Elephant seal diving mystery solved: 24-hour feeding could be a climate change sentinel
Female elephant seals weigh 350 kg on average, and dive continuously to the ocean's mesopelagic zone, about 200 to 1,000 meters deep, to consume their only prey: Small fish that weigh less than 10 grams. Now, an international team of researchers, armed with eight years' worth of data, may have answered a decades-long question: How do seals maintain their large size on such small prey?
They published their answer on May 12 in Science Advances.
"It is not easy to get fat," said paper author Taiki Adachi, research fellow with the National Institute of Polar Research and the School of Biology, University of St. Andrews. "Elephant seals have to spend almost the whole day—20 to 24 hours every day—deep diving to feed on many small fish and gain body fat stores, which is essential for successful reproduction."
The researchers outfitted 48 female elephant seals with data loggers that tracked everything from location and depth to jaw motion and seal buoyancy, which helps estimate the rate of fat gain. The loggers also used video to capture prey type. They tracked the seals during their two-month post-breeding short migrations in the Northeast Pacific Ocean between 2011 and 2018.
"We focused on this time after breeding because gaining fat energy stores is critical in their annual life cycles to determine whether they will pup again in the next breeding year, ultimately affecting population dynamics," Adachi said.
With more than five million feeding events recorded, the researchers found that on average, a single seal dove 80 to 100% of the day—that's about 60 dives a day—to eat anywhere from 1,000 to 2,000 fish and gain more calories than they burned.
"We suggest that female elephant seals, which are not capable of echolocation or filter-feeding like other large marine mammals, found a unique evolutionary pathway to enhance diving abilities relative to their body mass, allowing them to dive continuously to the mesopelagic depths and maximize feeding opportunities on abundant small fishes," Adachi said. "These results demonstrate the close relationships between body size, prey availability and hunting capacity that shape the foraging guilds within marine animals."

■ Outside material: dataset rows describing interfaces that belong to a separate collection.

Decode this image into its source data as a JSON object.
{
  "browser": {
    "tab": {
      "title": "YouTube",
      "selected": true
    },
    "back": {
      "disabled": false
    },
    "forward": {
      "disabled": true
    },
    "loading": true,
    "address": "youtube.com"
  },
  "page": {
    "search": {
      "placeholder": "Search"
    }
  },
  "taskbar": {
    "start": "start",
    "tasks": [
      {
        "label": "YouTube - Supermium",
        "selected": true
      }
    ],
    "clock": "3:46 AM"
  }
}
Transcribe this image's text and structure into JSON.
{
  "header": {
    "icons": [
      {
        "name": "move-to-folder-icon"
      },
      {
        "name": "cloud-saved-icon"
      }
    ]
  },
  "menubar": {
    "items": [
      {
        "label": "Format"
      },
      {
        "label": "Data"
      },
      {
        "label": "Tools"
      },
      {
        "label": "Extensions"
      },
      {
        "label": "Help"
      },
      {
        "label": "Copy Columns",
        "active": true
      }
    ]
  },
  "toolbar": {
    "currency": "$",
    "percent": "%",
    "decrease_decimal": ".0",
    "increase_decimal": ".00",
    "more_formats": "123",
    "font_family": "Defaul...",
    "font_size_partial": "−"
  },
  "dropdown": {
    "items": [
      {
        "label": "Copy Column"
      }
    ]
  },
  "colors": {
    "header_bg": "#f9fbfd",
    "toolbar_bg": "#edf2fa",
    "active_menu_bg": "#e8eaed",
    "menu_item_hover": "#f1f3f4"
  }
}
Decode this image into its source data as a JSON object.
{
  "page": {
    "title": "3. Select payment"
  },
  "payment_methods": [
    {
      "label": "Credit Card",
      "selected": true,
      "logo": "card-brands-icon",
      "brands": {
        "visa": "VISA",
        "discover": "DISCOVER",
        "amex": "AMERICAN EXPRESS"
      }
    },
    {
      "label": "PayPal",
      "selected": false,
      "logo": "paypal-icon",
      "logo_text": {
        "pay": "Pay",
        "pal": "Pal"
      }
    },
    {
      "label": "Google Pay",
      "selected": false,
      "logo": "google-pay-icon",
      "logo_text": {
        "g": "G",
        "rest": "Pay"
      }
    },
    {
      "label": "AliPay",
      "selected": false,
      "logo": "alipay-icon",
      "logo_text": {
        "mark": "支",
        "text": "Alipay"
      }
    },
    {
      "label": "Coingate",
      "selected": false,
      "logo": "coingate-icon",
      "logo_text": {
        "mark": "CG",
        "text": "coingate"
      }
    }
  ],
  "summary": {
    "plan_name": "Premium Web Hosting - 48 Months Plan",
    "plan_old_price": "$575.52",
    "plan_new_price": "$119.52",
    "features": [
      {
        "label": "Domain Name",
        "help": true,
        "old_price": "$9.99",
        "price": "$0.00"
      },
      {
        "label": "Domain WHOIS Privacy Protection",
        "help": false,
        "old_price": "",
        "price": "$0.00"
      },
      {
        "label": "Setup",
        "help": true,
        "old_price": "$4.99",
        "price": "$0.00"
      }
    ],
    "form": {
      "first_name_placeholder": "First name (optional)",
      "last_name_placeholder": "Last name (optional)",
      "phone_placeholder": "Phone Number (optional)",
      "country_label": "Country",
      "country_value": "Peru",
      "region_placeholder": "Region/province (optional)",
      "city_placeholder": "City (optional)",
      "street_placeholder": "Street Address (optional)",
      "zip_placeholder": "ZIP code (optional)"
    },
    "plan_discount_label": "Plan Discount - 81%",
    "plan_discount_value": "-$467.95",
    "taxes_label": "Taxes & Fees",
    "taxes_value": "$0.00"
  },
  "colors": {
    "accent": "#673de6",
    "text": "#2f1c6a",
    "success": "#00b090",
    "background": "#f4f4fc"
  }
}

While the elephant seals adapted to a unique foraging niche, according to Adachi, the adaptation may also put the elephant seals at risk as ocean temperatures rise and potentially reduce prey availability.
"We suggest that the narrow behavioral niche of elephant seals severely constrains their plasticity to buffer changes in mesopelagic fish biomass," Adachi said. "The round-the-clock foraging suggests that elephant seals are vulnerable to reduction in prey abundance." The researchers plan to continue studying elephant seals' foraging activity and monitoring their fat gain rate as an indicator of prey abundance changes.
"The next step is studying elephant seals as an important living sentinel to reveal climate change effect on deep ocean ecosystems," Adachi said.
Co-authors include Akinori Takahashi and Yasuhiko Naito, National Institute of Polar Research; Daniel P. Costa, Patrick W. Robinson, Sarah H. Peterson, Rachel R. Holser and Roxanne S. Beltran, Department of Ecology and Evolutionary Biology, University of California Santa Cruz; Luis A. Hückstädt, Institute of Marine Sciences, University of California Santa Cruz; and Theresa R. Keates, Department of Ocean Sciences, University of California Santa Cruz. Costa and Peterson are also affiliated with the Institute of Marine Sciences, University of California Santa Cruz. Hückstädt is also affiliated with the Department of Biology and Marine Biology, University of North Carolina Wilmington.